[Web page and app entries]

*-*-*

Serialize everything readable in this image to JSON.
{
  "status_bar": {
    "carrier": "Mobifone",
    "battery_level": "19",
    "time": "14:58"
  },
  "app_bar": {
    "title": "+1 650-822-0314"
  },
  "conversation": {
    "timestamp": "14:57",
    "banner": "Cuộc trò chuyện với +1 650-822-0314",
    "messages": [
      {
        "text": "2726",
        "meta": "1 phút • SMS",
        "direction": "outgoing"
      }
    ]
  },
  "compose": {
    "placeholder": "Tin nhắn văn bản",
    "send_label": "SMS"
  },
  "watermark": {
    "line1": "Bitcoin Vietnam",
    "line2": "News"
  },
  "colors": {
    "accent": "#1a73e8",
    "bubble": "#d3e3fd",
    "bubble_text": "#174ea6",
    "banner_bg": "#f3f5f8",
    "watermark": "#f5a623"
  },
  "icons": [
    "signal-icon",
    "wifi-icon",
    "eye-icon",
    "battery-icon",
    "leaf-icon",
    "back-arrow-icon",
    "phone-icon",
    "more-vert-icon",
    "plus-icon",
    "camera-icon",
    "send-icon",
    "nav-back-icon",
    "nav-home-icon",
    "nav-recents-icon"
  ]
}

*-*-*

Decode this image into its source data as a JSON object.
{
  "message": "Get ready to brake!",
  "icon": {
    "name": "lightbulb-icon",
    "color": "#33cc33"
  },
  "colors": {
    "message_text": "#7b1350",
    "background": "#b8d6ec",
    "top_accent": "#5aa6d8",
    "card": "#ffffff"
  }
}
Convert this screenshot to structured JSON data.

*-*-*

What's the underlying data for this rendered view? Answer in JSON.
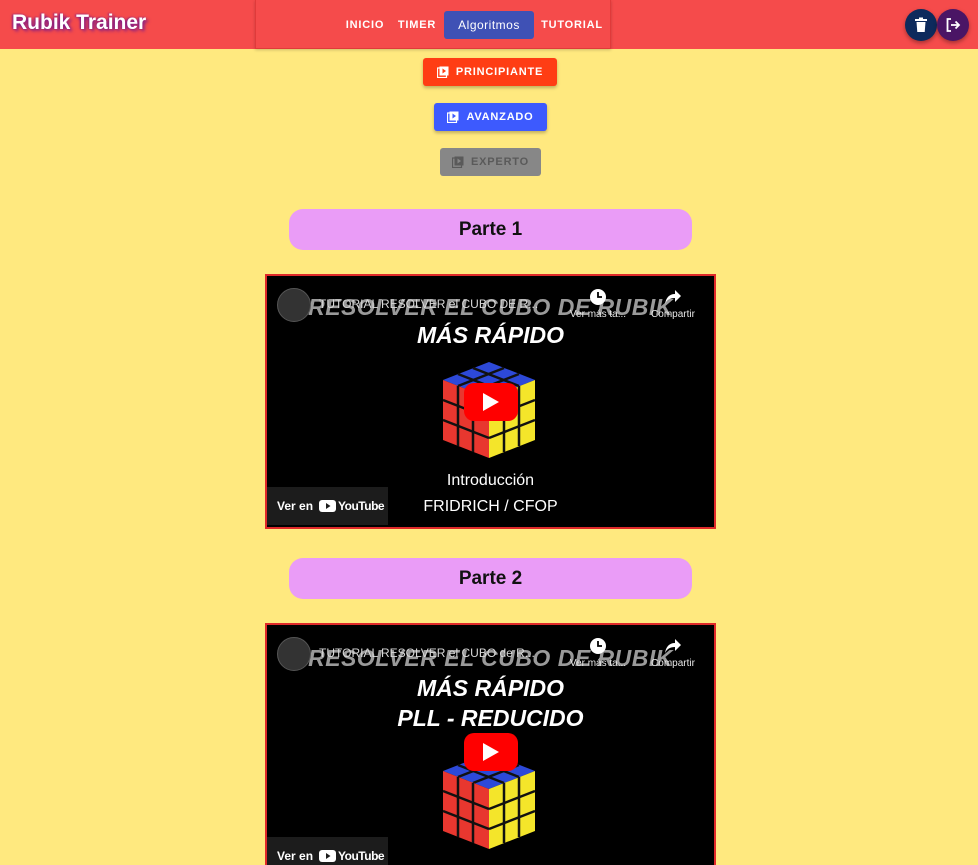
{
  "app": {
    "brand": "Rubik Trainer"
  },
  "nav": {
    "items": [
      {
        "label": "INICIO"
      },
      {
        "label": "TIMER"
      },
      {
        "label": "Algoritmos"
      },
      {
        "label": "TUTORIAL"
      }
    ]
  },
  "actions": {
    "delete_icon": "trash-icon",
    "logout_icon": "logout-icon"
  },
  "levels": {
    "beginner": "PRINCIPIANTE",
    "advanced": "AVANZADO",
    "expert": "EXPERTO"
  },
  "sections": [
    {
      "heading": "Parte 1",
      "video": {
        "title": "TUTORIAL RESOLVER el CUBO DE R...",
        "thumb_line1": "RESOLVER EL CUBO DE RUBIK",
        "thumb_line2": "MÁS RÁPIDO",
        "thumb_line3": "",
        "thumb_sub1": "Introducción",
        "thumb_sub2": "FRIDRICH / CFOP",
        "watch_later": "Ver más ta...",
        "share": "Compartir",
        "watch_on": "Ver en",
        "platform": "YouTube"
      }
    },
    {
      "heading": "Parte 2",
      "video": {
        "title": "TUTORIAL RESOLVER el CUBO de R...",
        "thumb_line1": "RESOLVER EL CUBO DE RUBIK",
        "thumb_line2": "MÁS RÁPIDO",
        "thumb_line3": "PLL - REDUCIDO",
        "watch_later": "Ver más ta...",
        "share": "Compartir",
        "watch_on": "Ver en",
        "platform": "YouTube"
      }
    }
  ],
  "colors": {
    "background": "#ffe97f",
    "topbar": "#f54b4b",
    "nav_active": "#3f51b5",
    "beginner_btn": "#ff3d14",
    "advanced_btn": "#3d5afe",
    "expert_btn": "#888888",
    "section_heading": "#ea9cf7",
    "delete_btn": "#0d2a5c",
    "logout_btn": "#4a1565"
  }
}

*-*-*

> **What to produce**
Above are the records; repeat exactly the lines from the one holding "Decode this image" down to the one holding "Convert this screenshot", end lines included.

> **Exercise output**
Decode this image into its source data as a JSON object.
{
  "message": "Get ready to brake!",
  "icon": {
    "name": "lightbulb-icon",
    "color": "#33cc33"
  },
  "colors": {
    "message_text": "#7b1350",
    "background": "#b8d6ec",
    "top_accent": "#5aa6d8",
    "card": "#ffffff"
  }
}
Convert this screenshot to structured JSON data.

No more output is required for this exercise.